A photo shared on Facebook in South Africa shows a small bottle labelled “Canine Coronavirus Vaccine”.
“Now this was 2001 tell me why 19 years later they say there is no vaccine,” the caption reads.
The vaccine is real, but it’s unrelated to the new coronavirus that causes Covid-19.
The im-paw-tant information
The vaccine is given to dogs at six weeks old to immunise them against canine coronavirus. As veterinary company VCA explains on their website: “Canine coronavirus (CCoV) is not the same virus as Sars-CoV-2 that causes the novel coronavirus (Covid-19).”
CCoV does not affect people. In dogs, it attacks the digestive system rather than the respiratory system, as Covid-19 does. VCA also makes it clear that the vaccine for CCoV will not prevent Covid-19.
Some coronaviruses spread from people to animals, but no need to avoid pets
Johns Hopkins Medicine explains that the virus that causes Covid-19 is just one of many coronaviruses. The new coronavirus does appear to be similar to certain bat coronaviruses, as the journal Nature reported in February 2020.
It is not unusual for coronaviruses to be “zoonotic”, meaning they can be transmitted from animals to humans. But as the US Centers for Disease Control has said: “The risk of animals spreading Covid-19 to people is considered to be low.”
There have been cases of animals testing positive for Covid-19, including a pet dog in Hong Kong. But the dog showed no symptoms of the disease, and was not believed to be infectious. The dog probably picked up the virus from its owner.
The canine vaccine pictured in the Facebook post won’t be effective against Covid-19. And there is no evidence that people need to worry about catching either Covid-19 or canine coronavirus from dogs. – Keegan Leech
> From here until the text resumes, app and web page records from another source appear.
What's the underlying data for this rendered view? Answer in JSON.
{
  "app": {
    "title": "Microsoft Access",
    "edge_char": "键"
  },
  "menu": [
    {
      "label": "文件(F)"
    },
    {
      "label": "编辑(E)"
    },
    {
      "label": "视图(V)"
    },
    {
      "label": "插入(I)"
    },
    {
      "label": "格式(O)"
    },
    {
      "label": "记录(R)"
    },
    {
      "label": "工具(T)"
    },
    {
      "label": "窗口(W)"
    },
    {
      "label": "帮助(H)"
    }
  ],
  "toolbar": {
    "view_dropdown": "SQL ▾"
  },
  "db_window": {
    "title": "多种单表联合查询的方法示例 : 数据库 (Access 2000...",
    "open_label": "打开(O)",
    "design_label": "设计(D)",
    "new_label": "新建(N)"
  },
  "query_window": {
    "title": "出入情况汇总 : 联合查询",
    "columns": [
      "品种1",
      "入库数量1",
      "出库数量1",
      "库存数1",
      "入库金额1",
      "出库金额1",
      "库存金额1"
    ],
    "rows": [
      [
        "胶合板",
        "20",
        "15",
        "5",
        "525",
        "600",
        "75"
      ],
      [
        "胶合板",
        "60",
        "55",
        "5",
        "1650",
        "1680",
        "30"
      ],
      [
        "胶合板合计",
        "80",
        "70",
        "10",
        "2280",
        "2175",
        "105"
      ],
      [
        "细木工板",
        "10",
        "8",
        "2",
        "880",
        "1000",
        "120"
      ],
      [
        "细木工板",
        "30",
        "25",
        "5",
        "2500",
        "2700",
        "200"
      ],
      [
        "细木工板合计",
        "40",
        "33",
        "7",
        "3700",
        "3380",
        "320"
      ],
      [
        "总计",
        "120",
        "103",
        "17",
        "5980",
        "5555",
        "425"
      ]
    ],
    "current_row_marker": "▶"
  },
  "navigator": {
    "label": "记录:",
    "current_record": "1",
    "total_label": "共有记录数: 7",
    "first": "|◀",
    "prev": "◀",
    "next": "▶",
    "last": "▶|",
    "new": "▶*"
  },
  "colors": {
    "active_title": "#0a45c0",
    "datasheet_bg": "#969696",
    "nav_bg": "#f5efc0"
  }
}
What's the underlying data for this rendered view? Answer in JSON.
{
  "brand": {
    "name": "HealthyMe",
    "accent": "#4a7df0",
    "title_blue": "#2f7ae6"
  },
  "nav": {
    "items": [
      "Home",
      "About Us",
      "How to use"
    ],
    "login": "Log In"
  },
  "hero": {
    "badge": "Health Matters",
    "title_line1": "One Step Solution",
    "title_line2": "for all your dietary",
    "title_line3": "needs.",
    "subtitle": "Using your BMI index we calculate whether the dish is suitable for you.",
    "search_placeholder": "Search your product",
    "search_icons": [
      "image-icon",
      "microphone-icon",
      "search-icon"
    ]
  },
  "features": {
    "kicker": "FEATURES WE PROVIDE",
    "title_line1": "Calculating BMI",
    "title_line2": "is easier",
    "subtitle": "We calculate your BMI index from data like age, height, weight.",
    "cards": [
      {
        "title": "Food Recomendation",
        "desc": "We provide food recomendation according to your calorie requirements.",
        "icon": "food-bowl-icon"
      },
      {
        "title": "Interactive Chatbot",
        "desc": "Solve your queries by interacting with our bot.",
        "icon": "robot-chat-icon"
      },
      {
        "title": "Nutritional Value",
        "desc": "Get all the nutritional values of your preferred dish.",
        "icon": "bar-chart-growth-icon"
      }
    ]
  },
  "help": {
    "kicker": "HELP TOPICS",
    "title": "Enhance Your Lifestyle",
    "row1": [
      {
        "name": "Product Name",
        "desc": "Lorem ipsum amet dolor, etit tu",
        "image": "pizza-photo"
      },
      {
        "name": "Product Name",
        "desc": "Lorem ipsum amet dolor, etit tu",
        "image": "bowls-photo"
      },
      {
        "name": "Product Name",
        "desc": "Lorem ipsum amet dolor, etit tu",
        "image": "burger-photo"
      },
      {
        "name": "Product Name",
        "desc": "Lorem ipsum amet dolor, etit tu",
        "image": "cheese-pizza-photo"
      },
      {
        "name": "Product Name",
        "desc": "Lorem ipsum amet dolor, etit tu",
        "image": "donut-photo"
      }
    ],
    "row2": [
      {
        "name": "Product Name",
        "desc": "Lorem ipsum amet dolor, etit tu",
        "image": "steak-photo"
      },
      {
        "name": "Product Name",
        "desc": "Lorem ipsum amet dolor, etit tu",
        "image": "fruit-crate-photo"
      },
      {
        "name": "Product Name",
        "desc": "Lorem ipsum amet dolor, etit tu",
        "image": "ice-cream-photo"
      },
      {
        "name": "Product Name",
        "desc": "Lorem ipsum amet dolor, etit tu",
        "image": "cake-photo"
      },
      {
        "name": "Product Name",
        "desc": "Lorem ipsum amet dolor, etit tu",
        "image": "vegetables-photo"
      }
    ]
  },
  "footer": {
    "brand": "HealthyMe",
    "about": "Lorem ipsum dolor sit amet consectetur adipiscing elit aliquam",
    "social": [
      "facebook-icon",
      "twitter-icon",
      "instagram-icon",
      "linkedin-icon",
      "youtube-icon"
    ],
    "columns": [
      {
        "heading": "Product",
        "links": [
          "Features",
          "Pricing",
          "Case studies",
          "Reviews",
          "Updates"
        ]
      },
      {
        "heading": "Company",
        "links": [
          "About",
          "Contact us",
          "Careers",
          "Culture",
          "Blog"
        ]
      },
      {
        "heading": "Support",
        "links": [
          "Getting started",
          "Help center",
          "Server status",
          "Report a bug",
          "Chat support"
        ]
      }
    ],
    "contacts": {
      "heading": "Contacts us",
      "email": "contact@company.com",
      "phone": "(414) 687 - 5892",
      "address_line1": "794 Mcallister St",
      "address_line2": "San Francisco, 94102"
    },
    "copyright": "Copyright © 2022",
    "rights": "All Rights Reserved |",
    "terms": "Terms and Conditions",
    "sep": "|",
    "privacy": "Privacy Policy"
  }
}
For publishers: what to do if your post is rated false
A fact-checker has rated your Facebook or Instagram post as “false”, “altered”, “partly false” or “missing context”. This could have serious consequences. What do you do?
Click on our guide for the steps you should follow.Publishers guide
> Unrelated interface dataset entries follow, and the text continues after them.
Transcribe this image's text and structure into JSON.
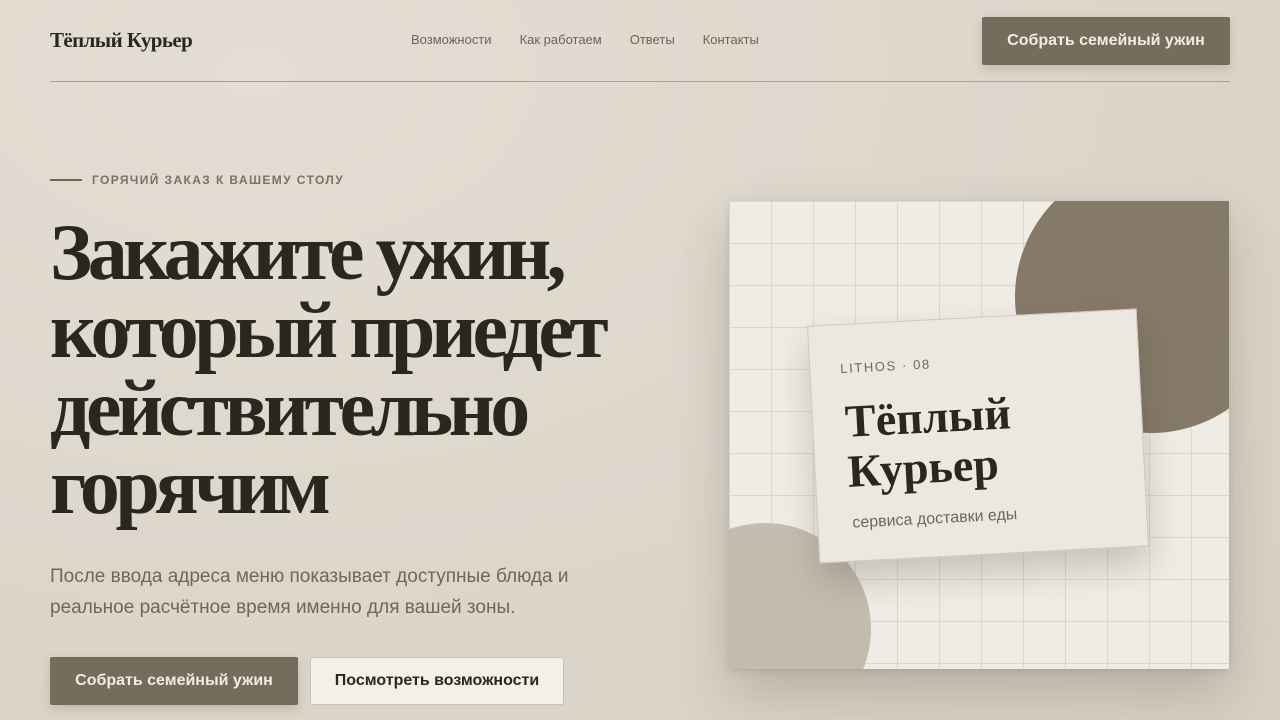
{
  "header": {
    "brand": "Тёплый Курьер",
    "nav": [
      "Возможности",
      "Как работаем",
      "Ответы",
      "Контакты"
    ],
    "cta_label": "Собрать семейный ужин"
  },
  "hero": {
    "eyebrow": "ГОРЯЧИЙ ЗАКАЗ К ВАШЕМУ СТОЛУ",
    "headline": "Закажите ужин, который приедет действительно горячим",
    "lede": "После ввода адреса меню показывает доступные блюда и реальное расчётное время именно для вашей зоны.",
    "primary_label": "Собрать семейный ужин",
    "secondary_label": "Посмотреть возможности"
  },
  "card": {
    "eyebrow": "LITHOS · 08",
    "title": "Тёплый Курьер",
    "subtitle": "сервиса доставки еды"
  },
  "colors": {
    "background": "#ddd6cb",
    "accent": "#766c5b",
    "text": "#2a2720",
    "muted": "#6d675e"
  }
}
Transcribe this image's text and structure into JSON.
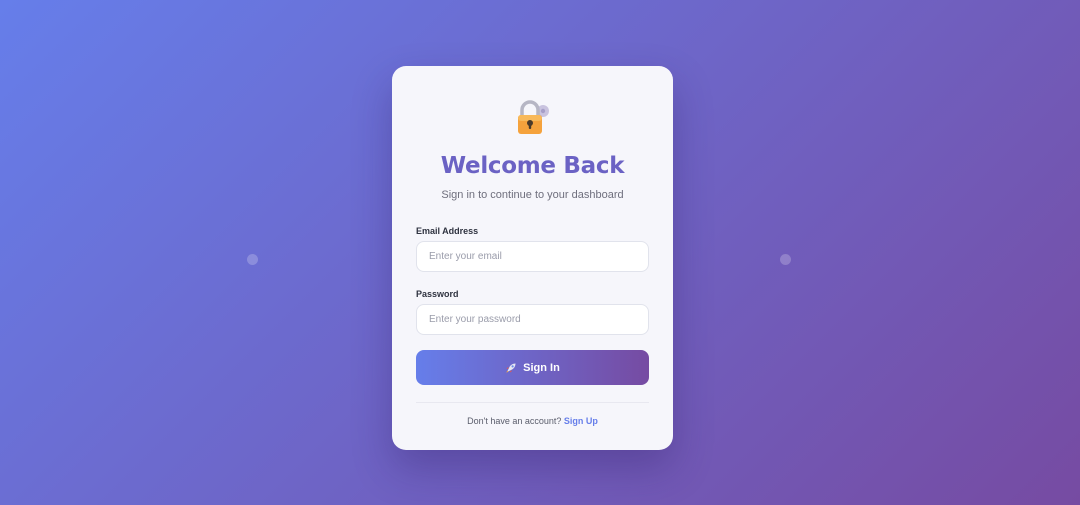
{
  "header": {
    "icon": "lock-with-key-icon",
    "title": "Welcome Back",
    "subtitle": "Sign in to continue to your dashboard"
  },
  "form": {
    "email": {
      "label": "Email Address",
      "placeholder": "Enter your email",
      "value": ""
    },
    "password": {
      "label": "Password",
      "placeholder": "Enter your password",
      "value": ""
    },
    "submit": {
      "icon": "rocket-icon",
      "label": "Sign In"
    }
  },
  "footer": {
    "prompt": "Don't have an account?",
    "link_label": "Sign Up"
  },
  "colors": {
    "gradient_start": "#667eea",
    "gradient_end": "#764ba2",
    "title": "#6b62c4",
    "card": "#f6f6fb"
  }
}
Africa Check teams up with Facebook
Africa Check is a partner in Meta's third-party fact-checking programme to help stop the spread of false information on social media.
The content we rate as “false” will be downgraded on Facebook and Instagram. This means fewer people will see it.
You can also help identify false information on Facebook. This guide explains how.